LOWVILLE — The journey to the north country of the Lewis County Mennonites is being brought to the silver screen thanks to the work of documentary filmmaker Dawson Grau.
After years of research and planning, Mr. Grau is ready to premiere his film, “Simple Servants: The Story of the Lewis County Mennonites.”
This 45-minute film documents the story of the Lewis County Mennonites’ journey to America and their settlement in Northern New York.
“It is very exciting. The last couple of months were very busy. I was really excited. I got the trailer out last week,” Mr. Grau said. “I am very excited to get people’s reactions, especially because there are so many people there who know the history so well, and it means a lot to them. To be able to bring it back to Lowville and show it for the first time there, in front of people who know the history well and the people who don’t, and kind of see their reactions, is a really exciting experience.”
Mr. Grau said the inspiration for the film came from his parents’ Mennonite and Amish heritage and its ties to Lewis County. As a child, he visited his grandparents and was fascinated by the culture.
“So over the years, I have kind of become a little bit of an amateur historian on it, and I just wanted to do something that would give me the chance to learn even more about the culture and the background and find a way to present this to other people who are not from the area and know everything already,” Mr. Grau said.
One of the major things Mr. Grau wanted to accomplish with the film was to find a way to make the history accessible to the younger generation and to people who were outside the Mennonite community.
“I really thought one of the big goals of this was to find a way that people could learn about the history and kind of understand that Mennonites are a similar group with other Protestant groups,” Mr. Grau said, “and find out how they became part of all the churches we know more about and then understand the difference and the uniqueness of the Mennonite community.”

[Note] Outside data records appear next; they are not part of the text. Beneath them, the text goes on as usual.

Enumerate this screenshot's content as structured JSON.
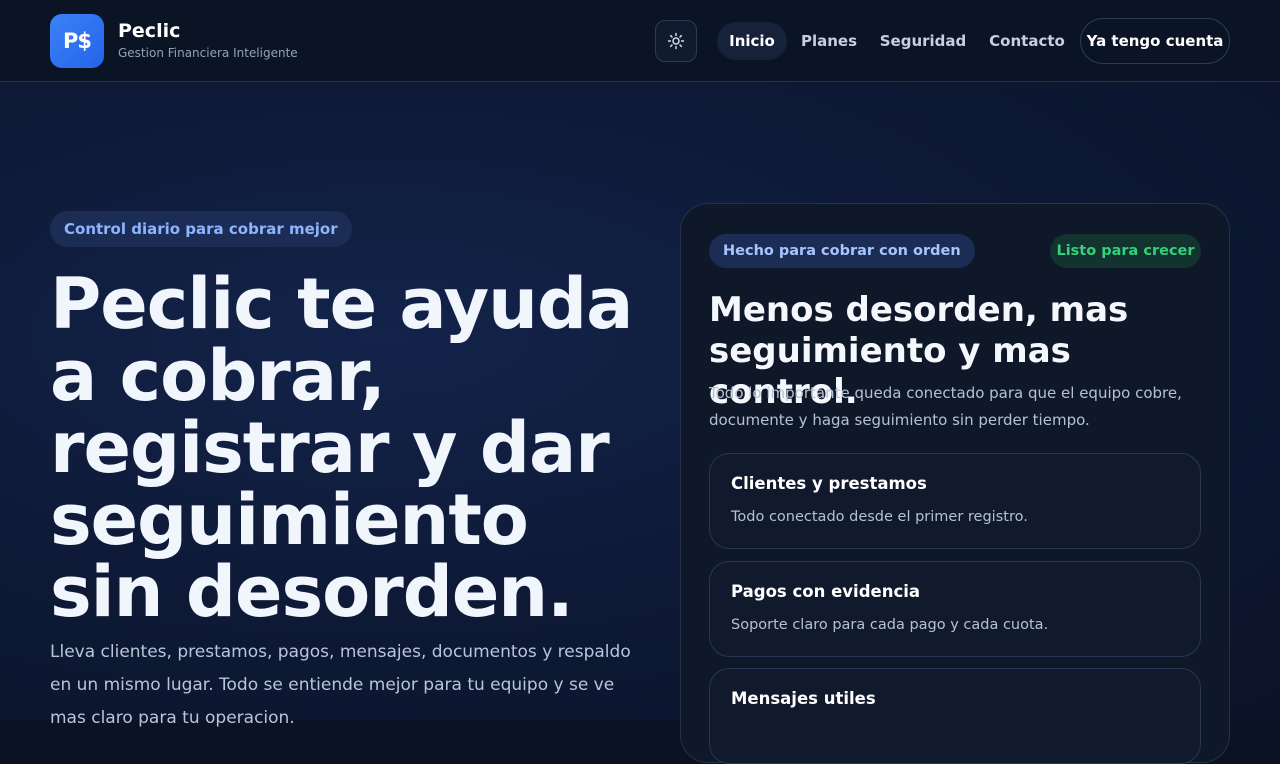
{
  "header": {
    "logo_text": "P$",
    "brand_name": "Peclic",
    "brand_tagline": "Gestion Financiera Inteligente",
    "theme_icon": "sun-icon",
    "nav": {
      "inicio": "Inicio",
      "planes": "Planes",
      "seguridad": "Seguridad",
      "contacto": "Contacto",
      "account": "Ya tengo cuenta"
    }
  },
  "hero": {
    "badge": "Control diario para cobrar mejor",
    "title": "Peclic te ayuda a cobrar, registrar y dar seguimiento sin desorden.",
    "description": "Lleva clientes, prestamos, pagos, mensajes, documentos y respaldo en un mismo lugar. Todo se entiende mejor para tu equipo y se ve mas claro para tu operacion."
  },
  "card": {
    "badge_left": "Hecho para cobrar con orden",
    "badge_right": "Listo para crecer",
    "title": "Menos desorden, mas seguimiento y mas control.",
    "description": "Todo lo importante queda conectado para que el equipo cobre, documente y haga seguimiento sin perder tiempo.",
    "features": [
      {
        "title": "Clientes y prestamos",
        "text": "Todo conectado desde el primer registro."
      },
      {
        "title": "Pagos con evidencia",
        "text": "Soporte claro para cada pago y cada cuota."
      },
      {
        "title": "Mensajes utiles",
        "text": ""
      }
    ]
  },
  "colors": {
    "accent": "#2563eb",
    "badge_blue_text": "#8fb4ff",
    "badge_green_text": "#34d07a",
    "background": "#0b1224"
  }
}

The message Mr. Grau wants people to take away from the film is how similar the Mennonite story is to a lot of Americans’ stories.
“In a way it is a different culture, but a similar experience of coming to America for religious freedom and for opportunities,” he said. “They have a lot of similarities of wanting to survive, provide for their families and have opportunities.”
Mr. Grau’s hope is that audience members will feel more connected to the group and can imagine themselves as a part of the experience of coming to America with the same goals and dreams.
Mr. Grau said he began making the film about four years ago, working with the Adirondack Mennonite Heritage Association to raise funds. Mr. Grau combed through the historical archives of the association, the Lewis County Historical Society, churches and national sources. Once the research was complete, it took him about three to four months to produce the film.
Mr. Grau worked with professional narrator Jerry Reed, who used to do farm reports in the area and is connected to Lewis County as well.
“He was really great, because I think he had a good sense of the area and the culture,” Mr. Grau said. “He was really fantastic.”
Mr. Grau also worked with folk and classical improvisational pianist Jacqueline Schwab on the score for the film. He saw several Ken Burns documentaries for which Ms. Schwab had done music that he enjoyed.
The score for the film is hymn-based, and they spoke often about what hymns fit the periods in the film.
“To get someone of her stature to do the music was very exciting,” Mr. Grau said. “It was really fun to kind of get a chance to go through all this music and try to create a soundtrack or score that really embodied the Mennonite experience.”
The community is invited to see the premiere of the film at the Lowville Town Hall Theater from 6 to 8 p.m. Saturday. Those who attend not only will have a chance to ask Mr. Grau questions about the film, but will also be entertained with a concert by Ms. Schwab.
The event is sponsored by the Adirondack Mennonite Heritage Association and the Lewis County Historical Society.
Mr. Grau said the screening is free to the public, and he would like to see everyone in Lewis County attend. For those who are unable to attend the film, it will be available online in September.
Mr. Grau said the association is looking at options of additional screenings in Northern New York, and there is a section of the website to book screenings.
For more information on the film or the event, visit www.simpleservants.com.